The difficult part was bringing it all together and sourcing what I had in my head. I’ve already explained the trouble I had getting yellow material – in the end, we found a discontinued material and used all we could get of that. Often I know in my head what I want, it may not exist though! That’s why I made my mannequin light in reception – I could see the rainbow coming from its belly button and decided the only way to get what I wanted was to create it myself. It’s turned into a great photo opportunity and guests love it.
How important is it to you that guests have a unique and memorable experience?
Guests want to feel special. We hope that when they arrive and also when they walk into the room that they are “wowed” by the décor and love where they are going to spend the next few days.
We want guests to go back and talk about us and show everyone the pictures to spread the word.

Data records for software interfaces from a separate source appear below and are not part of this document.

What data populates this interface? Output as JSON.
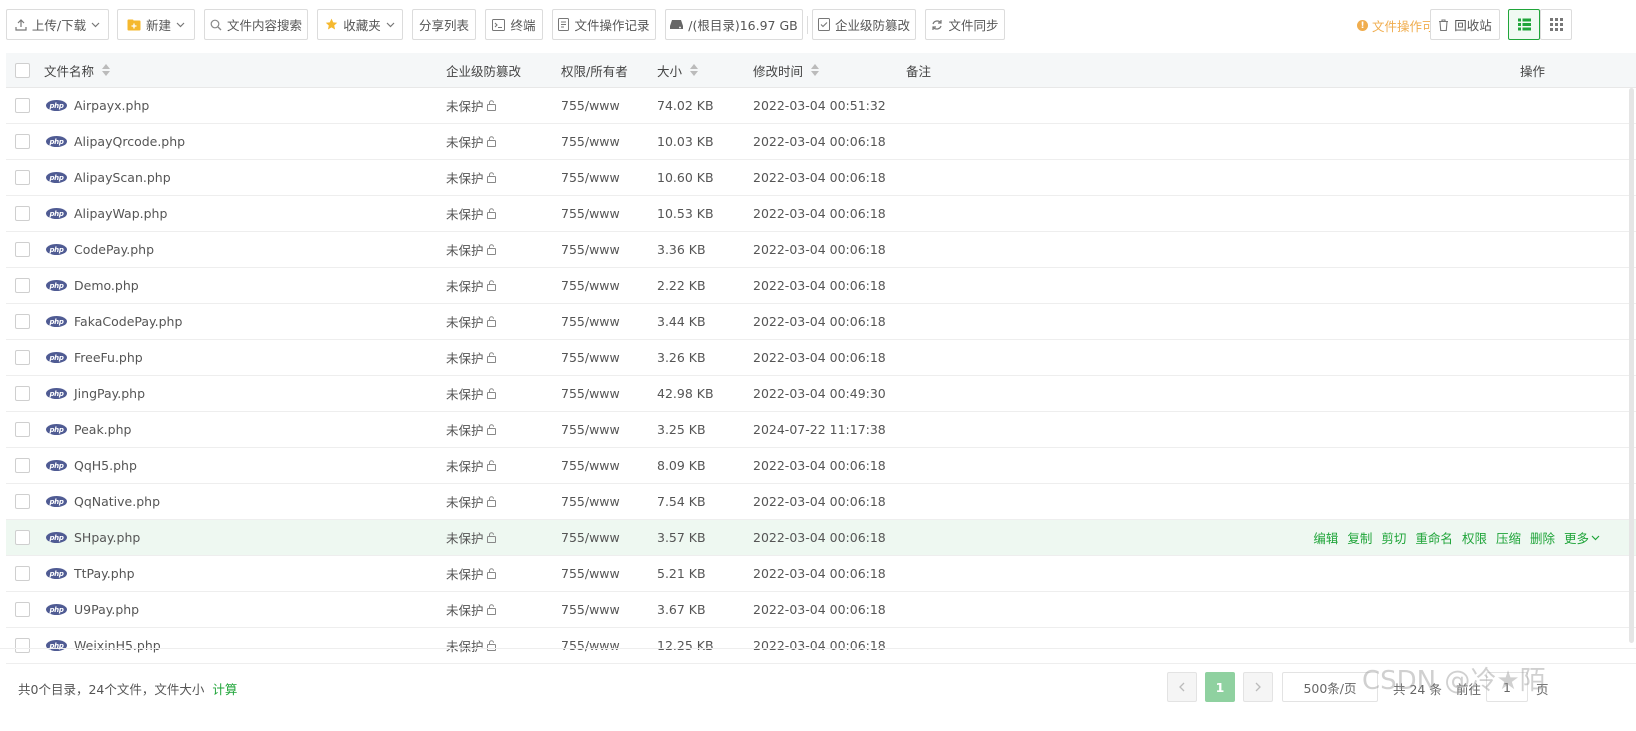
{
  "toolbar": {
    "upload": "上传/下载",
    "new": "新建",
    "content_search": "文件内容搜索",
    "favorites": "收藏夹",
    "share_list": "分享列表",
    "terminal": "终端",
    "op_log": "文件操作记录",
    "disk": "/(根目录)16.97 GB",
    "tamper": "企业级防篡改",
    "sync": "文件同步",
    "tip": "文件操作可使用右键",
    "recycle": "回收站"
  },
  "table": {
    "headers": {
      "name": "文件名称",
      "tamper": "企业级防篡改",
      "perm": "权限/所有者",
      "size": "大小",
      "mtime": "修改时间",
      "remark": "备注",
      "ops": "操作"
    },
    "rows": [
      {
        "name": "Airpayx.php",
        "tamper": "未保护",
        "perm": "755/www",
        "size": "74.02 KB",
        "mtime": "2022-03-04 00:51:32"
      },
      {
        "name": "AlipayQrcode.php",
        "tamper": "未保护",
        "perm": "755/www",
        "size": "10.03 KB",
        "mtime": "2022-03-04 00:06:18"
      },
      {
        "name": "AlipayScan.php",
        "tamper": "未保护",
        "perm": "755/www",
        "size": "10.60 KB",
        "mtime": "2022-03-04 00:06:18"
      },
      {
        "name": "AlipayWap.php",
        "tamper": "未保护",
        "perm": "755/www",
        "size": "10.53 KB",
        "mtime": "2022-03-04 00:06:18"
      },
      {
        "name": "CodePay.php",
        "tamper": "未保护",
        "perm": "755/www",
        "size": "3.36 KB",
        "mtime": "2022-03-04 00:06:18"
      },
      {
        "name": "Demo.php",
        "tamper": "未保护",
        "perm": "755/www",
        "size": "2.22 KB",
        "mtime": "2022-03-04 00:06:18"
      },
      {
        "name": "FakaCodePay.php",
        "tamper": "未保护",
        "perm": "755/www",
        "size": "3.44 KB",
        "mtime": "2022-03-04 00:06:18"
      },
      {
        "name": "FreeFu.php",
        "tamper": "未保护",
        "perm": "755/www",
        "size": "3.26 KB",
        "mtime": "2022-03-04 00:06:18"
      },
      {
        "name": "JingPay.php",
        "tamper": "未保护",
        "perm": "755/www",
        "size": "42.98 KB",
        "mtime": "2022-03-04 00:49:30"
      },
      {
        "name": "Peak.php",
        "tamper": "未保护",
        "perm": "755/www",
        "size": "3.25 KB",
        "mtime": "2024-07-22 11:17:38"
      },
      {
        "name": "QqH5.php",
        "tamper": "未保护",
        "perm": "755/www",
        "size": "8.09 KB",
        "mtime": "2022-03-04 00:06:18"
      },
      {
        "name": "QqNative.php",
        "tamper": "未保护",
        "perm": "755/www",
        "size": "7.54 KB",
        "mtime": "2022-03-04 00:06:18"
      },
      {
        "name": "SHpay.php",
        "tamper": "未保护",
        "perm": "755/www",
        "size": "3.57 KB",
        "mtime": "2022-03-04 00:06:18"
      },
      {
        "name": "TtPay.php",
        "tamper": "未保护",
        "perm": "755/www",
        "size": "5.21 KB",
        "mtime": "2022-03-04 00:06:18"
      },
      {
        "name": "U9Pay.php",
        "tamper": "未保护",
        "perm": "755/www",
        "size": "3.67 KB",
        "mtime": "2022-03-04 00:06:18"
      },
      {
        "name": "WeixinH5.php",
        "tamper": "未保护",
        "perm": "755/www",
        "size": "12.25 KB",
        "mtime": "2022-03-04 00:06:18"
      }
    ],
    "row_actions": {
      "edit": "编辑",
      "copy": "复制",
      "cut": "剪切",
      "rename": "重命名",
      "perm": "权限",
      "compress": "压缩",
      "delete": "删除",
      "more": "更多"
    }
  },
  "footer": {
    "summary": "共0个目录，24个文件，文件大小",
    "calc": "计算",
    "current_page": "1",
    "page_size": "500条/页",
    "total": "共 24 条",
    "goto": "前往",
    "goto_value": "1",
    "page_unit": "页"
  },
  "watermark": "CSDN @冷★陌",
  "colors": {
    "accent": "#20a53a",
    "warning": "#f0ad4e",
    "php_icon": "#4f5b93"
  }
}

They are not going to do that if they stayed in a beige box. We want guests to feel that they had something much better than they have at home.
How important do you think it is that guests feel comfortable?
Guest comfort is really important. As I’ve already said, everything needs to be comfortable and functional as well as look great. A see-through plastic chair might look really great but be very uncomfortable to sit on. A TV needs to be simple to operate and be seen at the right height from both the bed and the seating area.
We’ve tried to think of everything to make their stay as smooth and relaxing as possible with everything on hand without having to ask – like an iron & ironing board, or the box of things they may have forgotten to pack.
Having the little touches like daily home baked goodies (cakes or biscuits), fresh milk, a jar of sweets, Netflix, an iPad with thousands of magazines, air con, great wi-fi etc all add to the experience and makes them feel like they are staying somewhere special. It’s like a big emotional hug. We offer them a complimentary drink (served with Andy’s famous homemade chocolate brownies) on arrival and you can already see the stress leaving them as they relax.
What, if any, do you think will be key trends within hotel design and interiors over the next 12 months.
I’ve never really followed trends and just done what I feel looks good. I try not to be too swayed by current trends as we can’t afford to redecorate every year!
The main elements need to be classic and timeless as opposed to fashionable. Cushions and throws are easier to change so having a more neutral curtain helps where perhaps the tie backs and pelmet could be redone.
I think more and more places are moving away from trends and being more individual. If everywhere just follows the trends then you end up with all places the same and no individuality again. It’s a good time for people like upholsterers who can offer different and unique products and materials.
Grey is definitely a hot colour and remains non-offensive but a little more interesting than magnolia was. It can be tied in with many colours and create many moods depending on the shade.
Citrus colours have definitely come in (since I started it off!) and I think people will start to be more brave with accent colours. If you use bright colours well, they can look really good but it needs to be done with care not to just look cheap and tacky.
To find out more about the trends shaping the hospitality industry in 2017, stay tuned for the Hilden Style Guide 2017…coming soon.